potential road block. the price of oil is plunging. the economics of fracking changing day by day. that means the economics of this plant are changing too. management is watching closely. >> it's a very sharp decline and this happened in a short period of time. right now, it's too early to tell exactly what's going to happen. >> reporter: ohio's governor is trying to take a long view. >> i don't worry about falling oil prices when it comes to the shell revolution. i mean, things will come a little bit faster or slower, but at the end of the day, you know, there's gold and then our hills. >> reporter: youngstown may be on the comeback trail but only gained back half of the jobs it lost during the recession. the fear is that this rust belt rebound is the latest in a long line of false starts. scott cohn, "nightly business report," youngstown, ohio. >> to read more about youngstown, ohio, and how it's trying to reinvigorate its economy, go to our web site,

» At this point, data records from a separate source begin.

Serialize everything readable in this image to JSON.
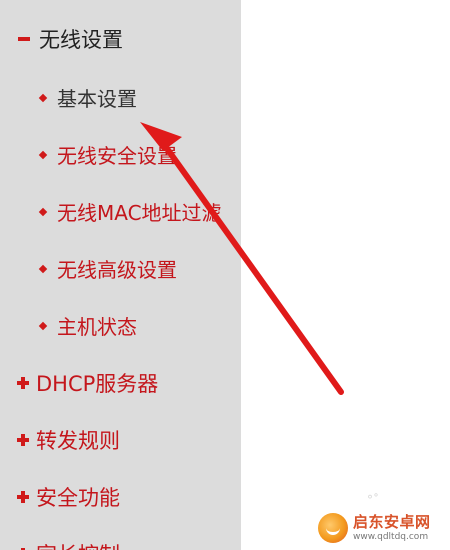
{
  "sidebar": {
    "items": [
      {
        "label": "无线设置",
        "icon": "minus-icon",
        "expanded": true
      },
      {
        "label": "基本设置",
        "icon": "bullet-icon",
        "active": true
      },
      {
        "label": "无线安全设置",
        "icon": "bullet-icon"
      },
      {
        "label": "无线MAC地址过滤",
        "icon": "bullet-icon"
      },
      {
        "label": "无线高级设置",
        "icon": "bullet-icon"
      },
      {
        "label": "主机状态",
        "icon": "bullet-icon"
      },
      {
        "label": "DHCP服务器",
        "icon": "plus-icon"
      },
      {
        "label": "转发规则",
        "icon": "plus-icon"
      },
      {
        "label": "安全功能",
        "icon": "plus-icon"
      },
      {
        "label": "家长控制",
        "icon": "plus-icon"
      }
    ]
  },
  "annotation": {
    "arrow_color": "#e01a1a",
    "points_to": "基本设置"
  },
  "watermark": {
    "name": "启东安卓网",
    "url": "www.qdltdq.com",
    "icon": "smile-logo-icon"
  },
  "colors": {
    "sidebar_bg": "#dcdcdc",
    "accent_red": "#c4161c",
    "active_text": "#333333"
  }
}
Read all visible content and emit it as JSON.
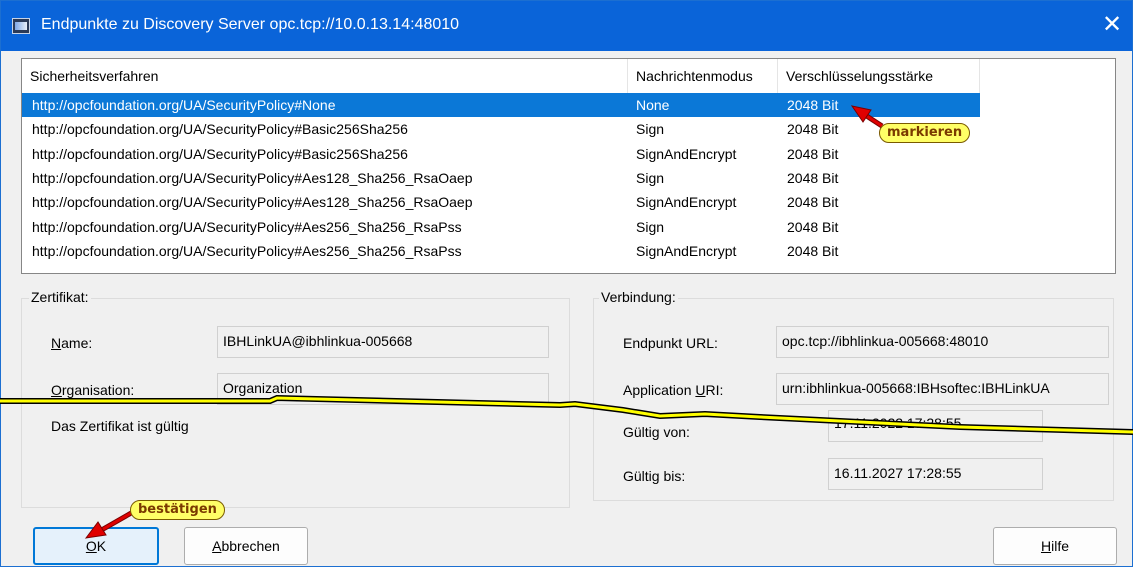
{
  "window": {
    "title": "Endpunkte zu Discovery Server opc.tcp://10.0.13.14:48010",
    "close_symbol": "✕"
  },
  "list": {
    "headers": [
      "Sicherheitsverfahren",
      "Nachrichtenmodus",
      "Verschlüsselungsstärke"
    ],
    "rows": [
      {
        "policy": "http://opcfoundation.org/UA/SecurityPolicy#None",
        "mode": "None",
        "strength": "2048 Bit",
        "selected": true
      },
      {
        "policy": "http://opcfoundation.org/UA/SecurityPolicy#Basic256Sha256",
        "mode": "Sign",
        "strength": "2048 Bit"
      },
      {
        "policy": "http://opcfoundation.org/UA/SecurityPolicy#Basic256Sha256",
        "mode": "SignAndEncrypt",
        "strength": "2048 Bit"
      },
      {
        "policy": "http://opcfoundation.org/UA/SecurityPolicy#Aes128_Sha256_RsaOaep",
        "mode": "Sign",
        "strength": "2048 Bit"
      },
      {
        "policy": "http://opcfoundation.org/UA/SecurityPolicy#Aes128_Sha256_RsaOaep",
        "mode": "SignAndEncrypt",
        "strength": "2048 Bit"
      },
      {
        "policy": "http://opcfoundation.org/UA/SecurityPolicy#Aes256_Sha256_RsaPss",
        "mode": "Sign",
        "strength": "2048 Bit"
      },
      {
        "policy": "http://opcfoundation.org/UA/SecurityPolicy#Aes256_Sha256_RsaPss",
        "mode": "SignAndEncrypt",
        "strength": "2048 Bit"
      }
    ]
  },
  "certificate": {
    "group_label": "Zertifikat:",
    "name_label": {
      "hot": "N",
      "rest": "ame:"
    },
    "name_value": "IBHLinkUA@ibhlinkua-005668",
    "org_label": {
      "hot": "O",
      "rest": "rganisation:"
    },
    "org_value": "Organization",
    "status": "Das Zertifikat ist gültig"
  },
  "connection": {
    "group_label": "Verbindung:",
    "endpoint_label": "Endpunkt URL:",
    "endpoint_value": "opc.tcp://ibhlinkua-005668:48010",
    "app_uri_label": {
      "pre": "Application ",
      "hot": "U",
      "rest": "RI:"
    },
    "app_uri_value": "urn:ibhlinkua-005668:IBHsoftec:IBHLinkUA",
    "valid_from_label": "Gültig von:",
    "valid_from_value": "17.11.2022 17:28:55",
    "valid_to_label": "Gültig bis:",
    "valid_to_value": "16.11.2027 17:28:55"
  },
  "buttons": {
    "ok": {
      "hot": "O",
      "rest": "K"
    },
    "cancel": {
      "hot": "A",
      "rest": "bbrechen"
    },
    "help": {
      "hot": "H",
      "rest": "ilfe"
    }
  },
  "annotations": {
    "mark": "markieren",
    "confirm": "bestätigen",
    "callout_color": "#ffff66",
    "arrow_color": "#e00000",
    "tear_line_color": "#ffff00"
  },
  "colors": {
    "titlebar": "#0a64d9",
    "selection": "#0b78d7"
  }
}
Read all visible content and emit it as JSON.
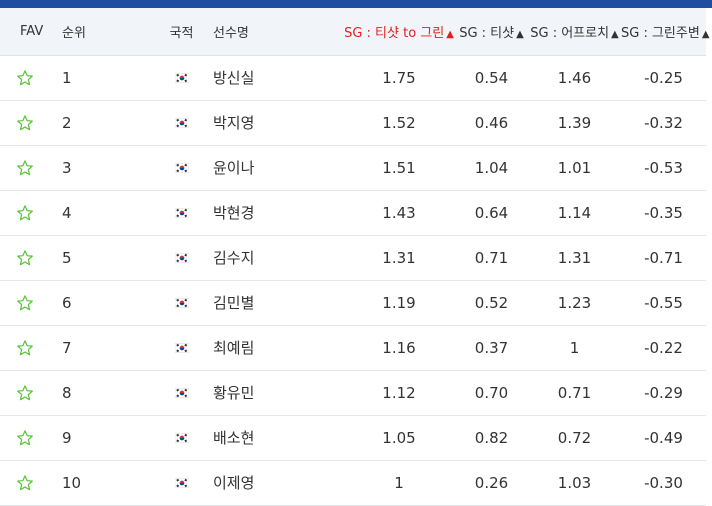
{
  "colors": {
    "header_bar": "#1f4ea1",
    "sorted_header": "#e0201c",
    "fav_star": "#5bc236"
  },
  "icons": {
    "fav": "star-outline-icon",
    "nationality": "korea-flag-icon"
  },
  "columns": {
    "fav": "FAV",
    "rank": "순위",
    "nationality": "국적",
    "player": "선수명",
    "sg_tee_to_green": "SG : 티샷 to 그린",
    "sg_tee": "SG : 티샷",
    "sg_approach": "SG : 어프로치",
    "sg_around_green": "SG : 그린주변"
  },
  "sort_arrow": "▲",
  "rows": [
    {
      "rank": "1",
      "player": "방신실",
      "sg_tee_to_green": "1.75",
      "sg_tee": "0.54",
      "sg_approach": "1.46",
      "sg_around_green": "-0.25"
    },
    {
      "rank": "2",
      "player": "박지영",
      "sg_tee_to_green": "1.52",
      "sg_tee": "0.46",
      "sg_approach": "1.39",
      "sg_around_green": "-0.32"
    },
    {
      "rank": "3",
      "player": "윤이나",
      "sg_tee_to_green": "1.51",
      "sg_tee": "1.04",
      "sg_approach": "1.01",
      "sg_around_green": "-0.53"
    },
    {
      "rank": "4",
      "player": "박현경",
      "sg_tee_to_green": "1.43",
      "sg_tee": "0.64",
      "sg_approach": "1.14",
      "sg_around_green": "-0.35"
    },
    {
      "rank": "5",
      "player": "김수지",
      "sg_tee_to_green": "1.31",
      "sg_tee": "0.71",
      "sg_approach": "1.31",
      "sg_around_green": "-0.71"
    },
    {
      "rank": "6",
      "player": "김민별",
      "sg_tee_to_green": "1.19",
      "sg_tee": "0.52",
      "sg_approach": "1.23",
      "sg_around_green": "-0.55"
    },
    {
      "rank": "7",
      "player": "최예림",
      "sg_tee_to_green": "1.16",
      "sg_tee": "0.37",
      "sg_approach": "1",
      "sg_around_green": "-0.22"
    },
    {
      "rank": "8",
      "player": "황유민",
      "sg_tee_to_green": "1.12",
      "sg_tee": "0.70",
      "sg_approach": "0.71",
      "sg_around_green": "-0.29"
    },
    {
      "rank": "9",
      "player": "배소현",
      "sg_tee_to_green": "1.05",
      "sg_tee": "0.82",
      "sg_approach": "0.72",
      "sg_around_green": "-0.49"
    },
    {
      "rank": "10",
      "player": "이제영",
      "sg_tee_to_green": "1",
      "sg_tee": "0.26",
      "sg_approach": "1.03",
      "sg_around_green": "-0.30"
    }
  ]
}
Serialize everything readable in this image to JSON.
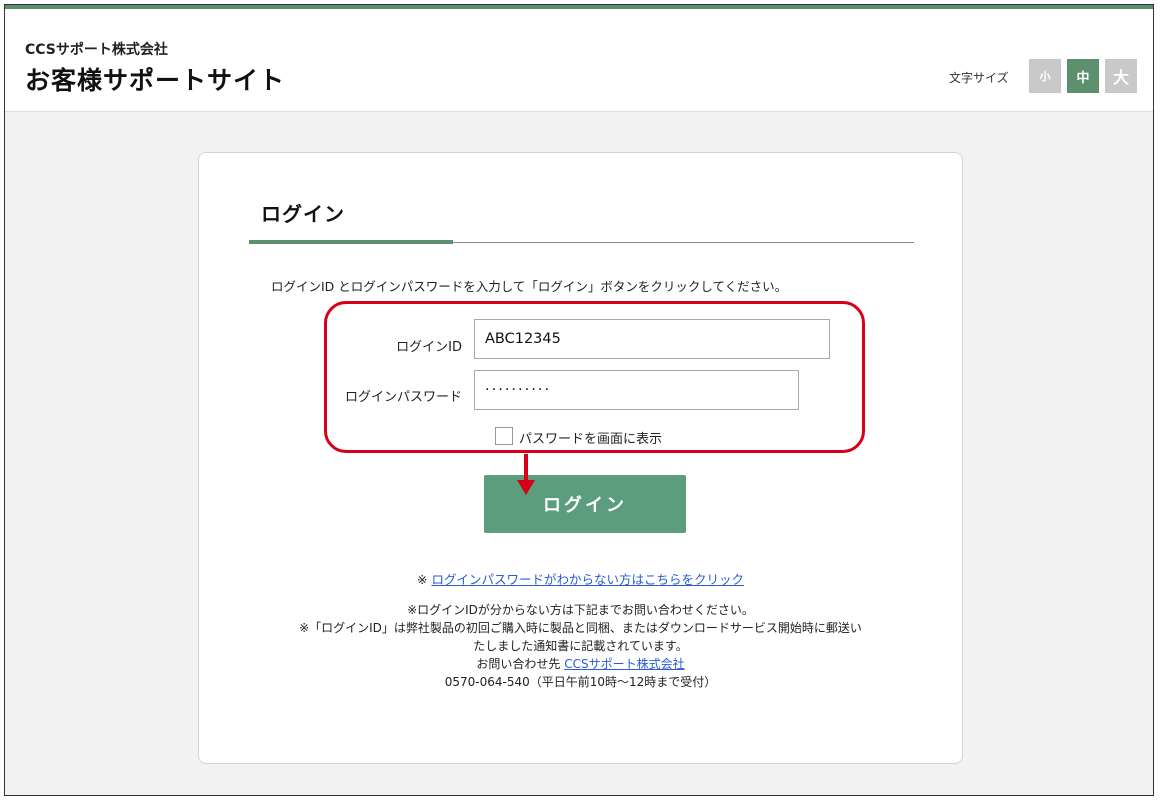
{
  "header": {
    "company": "CCSサポート株式会社",
    "site_title": "お客様サポートサイト",
    "font_size_label": "文字サイズ",
    "font_sizes": {
      "small": "小",
      "medium": "中",
      "large": "大"
    },
    "selected_font_size": "中"
  },
  "login": {
    "title": "ログイン",
    "instruction": "ログインID とログインパスワードを入力して「ログイン」ボタンをクリックしてください。",
    "id_label": "ログインID",
    "id_value": "ABC12345",
    "password_label": "ログインパスワード",
    "password_masked": "··········",
    "show_password_label": "パスワードを画面に表示",
    "show_password_checked": false,
    "submit_label": "ログイン"
  },
  "help": {
    "forgot_prefix": "※",
    "forgot_link": "ログインパスワードがわからない方はこちらをクリック",
    "note1": "※ログインIDが分からない方は下記までお問い合わせください。",
    "note2": "※「ログインID」は弊社製品の初回ご購入時に製品と同梱、またはダウンロードサービス開始時に郵送い",
    "note3": "たしました通知書に記載されています。",
    "contact_prefix": "お問い合わせ先",
    "contact_link": "CCSサポート株式会社",
    "phone": "0570-064-540（平日午前10時～12時まで受付）"
  },
  "colors": {
    "accent": "#5b8f6e",
    "button": "#5b9d7c",
    "highlight": "#d7001a",
    "link": "#2a5bd7"
  }
}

cnbc.com. that is "nightly business report" for tonight. thank you so much for joining us. i'm susie gharib. >> i'm tyler mathisen. thank you from me as well. have a great evening and we hope to see you right back here tomorrow night. "nightly business re has been funded in thestreet.com and action alerts plus where jim cramer and fellow portfolio manager stephanie link share their investment strategies, stock picks and market insights. you can learn more at thestreet.com/nbr. explore new worlds and new ideas